This distinction caps an incredible run by the streaky slugger, who can get as hot as anyone in the world. After slogging through a cold spell that saw him hit just one homer in 29 games from mid-June to late-July (with a .361 slugging percentage), Khrush has now cleared the fence 18 times in his subsequent 29 contests (with an .816 slugging). Only a couple other big leaguers are even in double digits over that same stretch of time.

This absurd hot streak began on July 22, as Khrush launched six long balls over a four-day span. That tied an Oakland record, set by Mark McGwire in 1987, and to make it even better two of Khrush’s six shots were outright game-winners. Overall during this run, he’s notched three multi-homer games in around one month. Only 24 other players have three such games all season, and Khrush shares the overall lead with six (tied with Manny Machado). One of them came against Cy Young candidate Justin Verlander.

Of course, none of this will come as a surprise to A’s fans. Khrush has been a dinger monster since arriving in town, and he’s one away from his third straight season of 40 or more — that would extend his own Oakland record, and tie him with Jimmie Foxx for the franchise record. Since joining the A’s in 2016, his 124 long balls are the most by any MLB player.

  1. Khris Davis, 124
  2. Giancarlo Stanton, 118
  3. Nelson Cruz, 113
  4. Nolan Arenado, 108
  5. Edwin Encarnacion, 107
  6. J.D. Martinez, 105

No one has helped that quest more than the Rangers. Khrush has gone deep against Texas 26 times since 2016, which is the most by any player against any single opponent during that span. On a per-at-bat it’s the most ever against one opponent, reports Rangers insider TR Sullivan. More recently, Texas served up six of the 18 taters in this current hot streak.

Words don’t fully do justice to his comic book power, though. Here’s his latest jack, which went opposite field into the second deck. Most players don’t do that, but Khrush does all the time.

How often?

His spray chart illustrates his ability to go yard in absolutely any direction.

via FanGraphs

The updated 2018 MLB rankings look like this:

  1. Khris Davis, 39
  2. J.D. Martinez, 38
  3. Jose Ramirez, 37
  4. Matt Carpenter, 34
  5. Joey Gallo, 33

Also with 30+: Giancarlo Stanton, Nelson Cruz, Mike Trout, Nolan Arenado, Bryce Harper

Davis has actually done this in slightly fewer plate appearances than the closest challengers, too. Of that Top 5 list, only Gallo has fewer PAs than Khrush, to the tune of 30 trips — not enough to account for the six-homer gap.
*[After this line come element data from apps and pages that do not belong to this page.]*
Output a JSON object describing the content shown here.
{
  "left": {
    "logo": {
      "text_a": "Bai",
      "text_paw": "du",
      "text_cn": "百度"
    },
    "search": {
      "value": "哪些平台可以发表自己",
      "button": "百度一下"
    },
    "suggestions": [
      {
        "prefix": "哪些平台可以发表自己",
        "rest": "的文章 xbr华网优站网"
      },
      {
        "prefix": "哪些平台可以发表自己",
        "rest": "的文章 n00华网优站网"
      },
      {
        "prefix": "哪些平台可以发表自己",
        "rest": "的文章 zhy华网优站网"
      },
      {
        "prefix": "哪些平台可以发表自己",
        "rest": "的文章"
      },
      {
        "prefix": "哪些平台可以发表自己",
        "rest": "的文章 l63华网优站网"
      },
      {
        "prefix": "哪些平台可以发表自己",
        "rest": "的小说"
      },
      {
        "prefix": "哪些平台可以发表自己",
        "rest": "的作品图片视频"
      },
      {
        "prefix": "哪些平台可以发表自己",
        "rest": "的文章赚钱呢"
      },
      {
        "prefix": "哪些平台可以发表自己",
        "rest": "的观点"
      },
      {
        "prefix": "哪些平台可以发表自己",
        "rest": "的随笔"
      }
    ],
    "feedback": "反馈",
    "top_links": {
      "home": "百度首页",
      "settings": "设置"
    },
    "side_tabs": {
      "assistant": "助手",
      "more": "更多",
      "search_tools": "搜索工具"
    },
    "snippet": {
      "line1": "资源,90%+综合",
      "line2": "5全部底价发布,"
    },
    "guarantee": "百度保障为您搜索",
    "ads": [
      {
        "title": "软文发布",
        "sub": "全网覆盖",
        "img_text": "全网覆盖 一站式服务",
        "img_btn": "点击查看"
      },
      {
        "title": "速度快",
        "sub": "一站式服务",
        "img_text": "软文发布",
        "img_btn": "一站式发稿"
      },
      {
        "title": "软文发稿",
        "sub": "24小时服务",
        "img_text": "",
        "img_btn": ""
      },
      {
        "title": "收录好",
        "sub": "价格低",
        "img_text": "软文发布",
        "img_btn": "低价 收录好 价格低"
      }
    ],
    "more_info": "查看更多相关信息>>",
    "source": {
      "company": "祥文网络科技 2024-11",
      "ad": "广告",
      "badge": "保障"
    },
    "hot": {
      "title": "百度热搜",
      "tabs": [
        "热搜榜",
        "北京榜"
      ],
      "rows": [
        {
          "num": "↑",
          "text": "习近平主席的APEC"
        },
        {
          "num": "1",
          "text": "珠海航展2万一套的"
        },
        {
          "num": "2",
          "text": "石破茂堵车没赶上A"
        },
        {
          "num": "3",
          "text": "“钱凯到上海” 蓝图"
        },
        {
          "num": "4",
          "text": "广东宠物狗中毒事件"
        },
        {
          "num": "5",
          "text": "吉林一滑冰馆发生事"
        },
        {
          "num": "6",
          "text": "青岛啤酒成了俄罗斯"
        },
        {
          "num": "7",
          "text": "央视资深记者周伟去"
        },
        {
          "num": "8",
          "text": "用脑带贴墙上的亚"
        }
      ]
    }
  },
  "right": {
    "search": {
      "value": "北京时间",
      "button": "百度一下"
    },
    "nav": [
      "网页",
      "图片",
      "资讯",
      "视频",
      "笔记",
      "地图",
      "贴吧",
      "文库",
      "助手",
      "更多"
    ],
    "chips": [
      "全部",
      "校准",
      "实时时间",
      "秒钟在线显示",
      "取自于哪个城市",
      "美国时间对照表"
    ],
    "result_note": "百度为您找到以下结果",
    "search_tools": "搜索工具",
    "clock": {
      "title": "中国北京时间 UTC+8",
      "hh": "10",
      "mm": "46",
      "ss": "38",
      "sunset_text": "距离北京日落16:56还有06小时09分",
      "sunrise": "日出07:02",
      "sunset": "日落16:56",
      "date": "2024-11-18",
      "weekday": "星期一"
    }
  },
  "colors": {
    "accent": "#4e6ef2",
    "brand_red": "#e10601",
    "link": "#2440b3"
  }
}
He’s also doing this despite playing his home games in the Coliseum, which is notoriously one of the toughest places to go deep in the entire league. This year it ranks 29th in homer proficiency according to ESPN’s park factors, and it’s ranked 27th or stingier in three of the last four years. Meanwhile, Martinez plays his home games in Fenway Park, which also doesn’t rank highly in homers overall but is one of the Top 5 easiest places to score a cheap dinger without making great contact. On that note, Khrush’s average homer goes 10 feet farther than Martinez’s.

Davis was already having a career year, but it just keeps getting better. According to Statcast, nobody puts the barrel on the ball more often on a per-PA basis, and only Gallo does so more often on a per-contact basis. His 145 wRC+ is by far his career-best as a full-time player, and his 25.1% strikeout rate is his lowest since 2014. It probably helps that he’s one of the best in the business at keeping his swings to pitches within the strike zone rather than chasing balls outside of it, as noted by Eno Sarris of The Athletic.

A’s fans already knew that Khrush was one of the premier home run hitters in the sport, but the rest of the country is finally catching on now too. The only questions remaining are whether he can hold his league lead through the end of the season, which would make him the first A’s player to lead MLB (or even just the AL) since Mark McGwire in 1996, and whether he can challenge the Oakland record of 52 that McGwire set that same year.